Perhaps you love your job and regularly share accomplishments around the dinner table. Your kids are used to seeing you energetically tackle the workweek, coming home with plenty of energy for family time.
Or, work is a black hole that you disappear into each Monday, stumbling home on Friday exhausted and disgruntled.
Whether you love your job or hate it (and everything in between), what do you want to teach your children about work with your attitude and behavior? And if you have an unhappy relationship with work, can you really isolate that from your family? How much energy do you have for them when you are shut down over something that went wrong on the job? What are you teaching them about how you feel about them?
Maybe you don’t have the perfect job. Maybe your boss can be a pain. Maybe you don’t love those long hours or the encroachment on your weekend time. Maybe you even have the worst job ever. Yes, these are challenges, but they can be just practical challenges that you can tackle and resolve in the best way you can. But when they become emotional challenges as well, they can drain your inner resources, your joy in everyday living, and wash over into the important relationships in your life.
How can you begin to change this for yourself and your family?
First, observe yourself for a week and take note of the things you say to yourself about work over and over again. To the extent they are negative, resolve to take steps to deal with the issue. If it is a practical issue, such as too much overtime, for example, figure out what you want to do about it. If you don’t know what to do, get help. If the issue is emotional (and it may be both), find a way to resolve it for yourself. The Option Method offers a simple, yet extremely effective way to get to the root of the issue and move beyond it.
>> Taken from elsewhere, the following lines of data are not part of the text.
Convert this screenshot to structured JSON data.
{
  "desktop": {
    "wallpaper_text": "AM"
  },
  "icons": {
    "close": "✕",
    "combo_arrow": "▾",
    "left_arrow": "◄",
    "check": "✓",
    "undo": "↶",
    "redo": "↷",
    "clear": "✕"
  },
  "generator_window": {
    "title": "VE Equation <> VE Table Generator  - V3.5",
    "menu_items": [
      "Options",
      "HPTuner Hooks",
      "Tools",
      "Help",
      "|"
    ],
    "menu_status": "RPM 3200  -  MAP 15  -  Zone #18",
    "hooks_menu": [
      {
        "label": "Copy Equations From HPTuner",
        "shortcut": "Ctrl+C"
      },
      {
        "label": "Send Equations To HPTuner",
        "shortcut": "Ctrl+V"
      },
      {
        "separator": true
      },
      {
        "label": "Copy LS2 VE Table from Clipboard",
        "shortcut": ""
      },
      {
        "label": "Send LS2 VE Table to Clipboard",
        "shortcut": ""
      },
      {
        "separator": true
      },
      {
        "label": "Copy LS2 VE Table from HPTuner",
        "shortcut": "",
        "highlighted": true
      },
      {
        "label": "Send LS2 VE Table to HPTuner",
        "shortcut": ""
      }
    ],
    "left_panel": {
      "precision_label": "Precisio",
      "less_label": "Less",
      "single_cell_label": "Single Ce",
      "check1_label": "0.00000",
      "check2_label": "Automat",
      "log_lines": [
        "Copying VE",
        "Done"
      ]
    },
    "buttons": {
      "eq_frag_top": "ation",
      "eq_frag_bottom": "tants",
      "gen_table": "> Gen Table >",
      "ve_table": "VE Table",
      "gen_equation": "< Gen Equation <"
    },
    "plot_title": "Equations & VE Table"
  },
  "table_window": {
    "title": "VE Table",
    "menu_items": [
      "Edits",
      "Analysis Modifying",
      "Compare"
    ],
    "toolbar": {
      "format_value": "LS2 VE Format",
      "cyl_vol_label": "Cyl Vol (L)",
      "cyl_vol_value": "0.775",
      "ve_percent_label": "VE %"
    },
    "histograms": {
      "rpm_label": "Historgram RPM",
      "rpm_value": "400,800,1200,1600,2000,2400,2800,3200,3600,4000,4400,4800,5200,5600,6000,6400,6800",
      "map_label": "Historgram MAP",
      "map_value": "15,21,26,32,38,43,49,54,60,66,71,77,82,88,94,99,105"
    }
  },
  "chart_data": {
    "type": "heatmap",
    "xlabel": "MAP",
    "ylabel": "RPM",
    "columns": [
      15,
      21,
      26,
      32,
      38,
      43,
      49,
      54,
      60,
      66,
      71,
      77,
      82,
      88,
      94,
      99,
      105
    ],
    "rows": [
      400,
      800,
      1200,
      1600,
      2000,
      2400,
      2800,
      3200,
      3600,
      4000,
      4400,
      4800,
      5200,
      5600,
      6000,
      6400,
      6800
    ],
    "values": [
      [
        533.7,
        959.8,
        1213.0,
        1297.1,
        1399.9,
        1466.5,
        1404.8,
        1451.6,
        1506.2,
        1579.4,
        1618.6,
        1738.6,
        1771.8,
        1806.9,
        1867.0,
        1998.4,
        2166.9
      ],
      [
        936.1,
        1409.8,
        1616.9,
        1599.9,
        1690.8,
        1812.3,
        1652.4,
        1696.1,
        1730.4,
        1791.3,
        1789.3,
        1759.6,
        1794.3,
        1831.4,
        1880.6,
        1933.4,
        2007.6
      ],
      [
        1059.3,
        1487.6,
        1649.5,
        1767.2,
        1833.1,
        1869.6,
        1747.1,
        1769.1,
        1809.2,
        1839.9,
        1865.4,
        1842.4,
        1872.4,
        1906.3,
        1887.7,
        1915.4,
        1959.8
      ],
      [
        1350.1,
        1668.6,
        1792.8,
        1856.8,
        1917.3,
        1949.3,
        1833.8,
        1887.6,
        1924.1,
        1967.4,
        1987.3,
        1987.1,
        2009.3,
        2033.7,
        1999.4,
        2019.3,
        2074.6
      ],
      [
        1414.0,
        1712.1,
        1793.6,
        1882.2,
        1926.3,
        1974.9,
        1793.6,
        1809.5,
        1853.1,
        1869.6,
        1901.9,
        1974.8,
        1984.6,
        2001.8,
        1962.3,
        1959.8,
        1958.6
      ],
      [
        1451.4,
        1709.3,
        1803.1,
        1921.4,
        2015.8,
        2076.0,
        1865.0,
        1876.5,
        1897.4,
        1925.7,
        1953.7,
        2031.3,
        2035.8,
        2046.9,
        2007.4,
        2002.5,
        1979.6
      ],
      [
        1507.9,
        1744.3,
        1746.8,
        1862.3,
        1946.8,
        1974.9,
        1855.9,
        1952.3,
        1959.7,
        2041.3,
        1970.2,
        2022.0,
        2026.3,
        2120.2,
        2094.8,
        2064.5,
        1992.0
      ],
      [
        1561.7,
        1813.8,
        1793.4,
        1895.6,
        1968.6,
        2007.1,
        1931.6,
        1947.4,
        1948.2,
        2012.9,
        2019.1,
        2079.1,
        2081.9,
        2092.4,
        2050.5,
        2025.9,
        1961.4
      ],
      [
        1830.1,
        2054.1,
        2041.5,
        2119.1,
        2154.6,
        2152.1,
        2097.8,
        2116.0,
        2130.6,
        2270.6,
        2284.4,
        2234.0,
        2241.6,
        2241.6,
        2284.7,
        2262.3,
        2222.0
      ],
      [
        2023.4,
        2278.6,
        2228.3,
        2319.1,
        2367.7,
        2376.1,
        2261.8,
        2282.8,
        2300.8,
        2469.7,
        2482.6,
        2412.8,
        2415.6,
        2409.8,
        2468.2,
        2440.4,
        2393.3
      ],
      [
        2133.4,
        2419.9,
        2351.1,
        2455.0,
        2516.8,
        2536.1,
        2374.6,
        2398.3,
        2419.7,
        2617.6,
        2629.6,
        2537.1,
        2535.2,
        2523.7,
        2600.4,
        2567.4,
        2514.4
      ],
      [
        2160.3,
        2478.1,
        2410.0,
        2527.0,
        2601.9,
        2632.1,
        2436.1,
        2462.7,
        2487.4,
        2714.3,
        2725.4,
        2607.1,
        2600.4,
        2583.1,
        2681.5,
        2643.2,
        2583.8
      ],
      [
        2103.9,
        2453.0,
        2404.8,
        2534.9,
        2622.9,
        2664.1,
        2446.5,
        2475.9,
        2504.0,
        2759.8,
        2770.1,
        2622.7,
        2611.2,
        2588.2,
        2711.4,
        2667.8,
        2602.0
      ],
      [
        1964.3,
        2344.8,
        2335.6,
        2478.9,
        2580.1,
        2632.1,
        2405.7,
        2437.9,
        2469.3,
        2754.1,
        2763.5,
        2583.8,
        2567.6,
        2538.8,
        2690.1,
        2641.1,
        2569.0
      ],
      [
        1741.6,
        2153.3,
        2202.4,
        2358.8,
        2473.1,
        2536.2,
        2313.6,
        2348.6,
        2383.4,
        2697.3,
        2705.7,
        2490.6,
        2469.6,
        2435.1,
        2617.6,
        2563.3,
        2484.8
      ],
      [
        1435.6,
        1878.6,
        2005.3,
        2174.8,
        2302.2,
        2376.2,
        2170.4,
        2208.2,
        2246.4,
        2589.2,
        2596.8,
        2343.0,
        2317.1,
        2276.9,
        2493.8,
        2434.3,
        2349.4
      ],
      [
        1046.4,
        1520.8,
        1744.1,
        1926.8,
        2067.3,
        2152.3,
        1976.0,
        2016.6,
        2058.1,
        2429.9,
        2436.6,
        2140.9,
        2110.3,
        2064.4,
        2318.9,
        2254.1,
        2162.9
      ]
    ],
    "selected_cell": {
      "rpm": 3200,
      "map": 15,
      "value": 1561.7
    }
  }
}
Perhaps you don’t notice any issues at all or they don’t seem significant to you. Find out what your family thinks about your relationship with work. Why not ask them to observe you over a period of time and share what they see. Also ask them to share how it affects them. You may think that the things you are experiencing and feeling are only inside you. Like the old song says, “Nobody knows the trouble I feel.” How likely do you think that is? Having this discussion is a great opener to going deeper to help each other resolve issues. Perhaps you’ve found that your kids are often disappointed when you’re late for dinner. Perhaps they’re afraid to ask you to help with homework because you’re too tired. Wouldn’t that be great to know? Tell them how you feel about it and help them to deal with their issues as well.
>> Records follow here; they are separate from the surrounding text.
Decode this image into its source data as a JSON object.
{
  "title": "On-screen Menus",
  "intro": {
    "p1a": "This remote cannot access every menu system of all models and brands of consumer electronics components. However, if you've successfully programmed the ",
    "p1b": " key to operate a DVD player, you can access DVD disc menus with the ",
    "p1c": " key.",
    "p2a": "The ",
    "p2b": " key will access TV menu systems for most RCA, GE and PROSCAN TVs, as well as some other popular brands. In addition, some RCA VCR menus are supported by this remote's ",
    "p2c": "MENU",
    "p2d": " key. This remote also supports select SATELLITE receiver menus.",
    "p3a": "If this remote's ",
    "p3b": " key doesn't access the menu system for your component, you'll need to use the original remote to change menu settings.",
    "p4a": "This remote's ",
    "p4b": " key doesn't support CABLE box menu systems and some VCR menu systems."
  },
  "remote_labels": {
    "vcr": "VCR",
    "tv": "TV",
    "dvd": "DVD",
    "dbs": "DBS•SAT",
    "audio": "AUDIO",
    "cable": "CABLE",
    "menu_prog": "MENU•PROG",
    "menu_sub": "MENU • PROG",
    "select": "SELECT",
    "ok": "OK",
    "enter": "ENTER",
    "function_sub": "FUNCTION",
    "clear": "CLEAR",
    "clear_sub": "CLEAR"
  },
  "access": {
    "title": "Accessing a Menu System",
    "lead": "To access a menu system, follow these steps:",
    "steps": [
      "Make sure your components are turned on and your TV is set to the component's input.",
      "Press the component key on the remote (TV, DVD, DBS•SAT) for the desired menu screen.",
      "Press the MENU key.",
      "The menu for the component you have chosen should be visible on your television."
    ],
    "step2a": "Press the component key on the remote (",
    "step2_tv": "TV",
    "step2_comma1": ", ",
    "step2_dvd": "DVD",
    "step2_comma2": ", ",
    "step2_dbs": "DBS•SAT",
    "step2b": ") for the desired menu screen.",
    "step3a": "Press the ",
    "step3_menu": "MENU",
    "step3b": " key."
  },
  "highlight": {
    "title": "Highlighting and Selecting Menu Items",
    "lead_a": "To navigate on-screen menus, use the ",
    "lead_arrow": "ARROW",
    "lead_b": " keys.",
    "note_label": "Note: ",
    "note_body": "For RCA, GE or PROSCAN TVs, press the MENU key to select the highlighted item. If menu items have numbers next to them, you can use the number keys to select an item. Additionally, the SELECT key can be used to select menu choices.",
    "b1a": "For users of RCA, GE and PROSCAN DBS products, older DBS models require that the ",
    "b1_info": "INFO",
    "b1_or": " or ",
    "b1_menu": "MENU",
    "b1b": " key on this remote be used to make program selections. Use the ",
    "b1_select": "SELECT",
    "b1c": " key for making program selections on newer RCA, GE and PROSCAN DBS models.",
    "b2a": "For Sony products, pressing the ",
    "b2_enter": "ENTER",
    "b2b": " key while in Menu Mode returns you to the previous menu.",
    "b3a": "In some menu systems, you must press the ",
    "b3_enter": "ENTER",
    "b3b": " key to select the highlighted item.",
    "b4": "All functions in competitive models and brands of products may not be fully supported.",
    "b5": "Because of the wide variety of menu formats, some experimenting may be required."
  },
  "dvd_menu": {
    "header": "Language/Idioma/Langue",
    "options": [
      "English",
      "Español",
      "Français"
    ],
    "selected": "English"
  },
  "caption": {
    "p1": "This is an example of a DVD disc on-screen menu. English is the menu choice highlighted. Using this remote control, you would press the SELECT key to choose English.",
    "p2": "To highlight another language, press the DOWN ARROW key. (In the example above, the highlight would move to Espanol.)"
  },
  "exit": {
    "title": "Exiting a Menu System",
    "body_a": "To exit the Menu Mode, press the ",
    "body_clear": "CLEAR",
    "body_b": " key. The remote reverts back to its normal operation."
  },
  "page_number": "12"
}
I asked the 12-year old daughter of a close friend what the most important thing her parents taught her about work with their behavior. She thought about it for a minute and said, “I see that my mom works hard and is very dedicated. She has her own business so she has to be there for it all the time. I know that the good life we have is because of that. I want to have a good life too when I grow up.” She didn’t say (because it just isn’t true) that “My mom comes home angry and exhausted every day. When the phone rings she gets mad that she has to spend more time with her employees.” And yes, even though her mom may get angry from time to time, most of the time she is just simply determined to make her business work. Even more important, her mom has made the decision that she isn’t going to let anything that goes on at work affect her happiness. When it does, she works it out for herself. What a fantastic role model! Not only is this mother creating a happy life for herself, but she is modeling self-possession, empowerment, happiness, engagement, success and so much more to her child.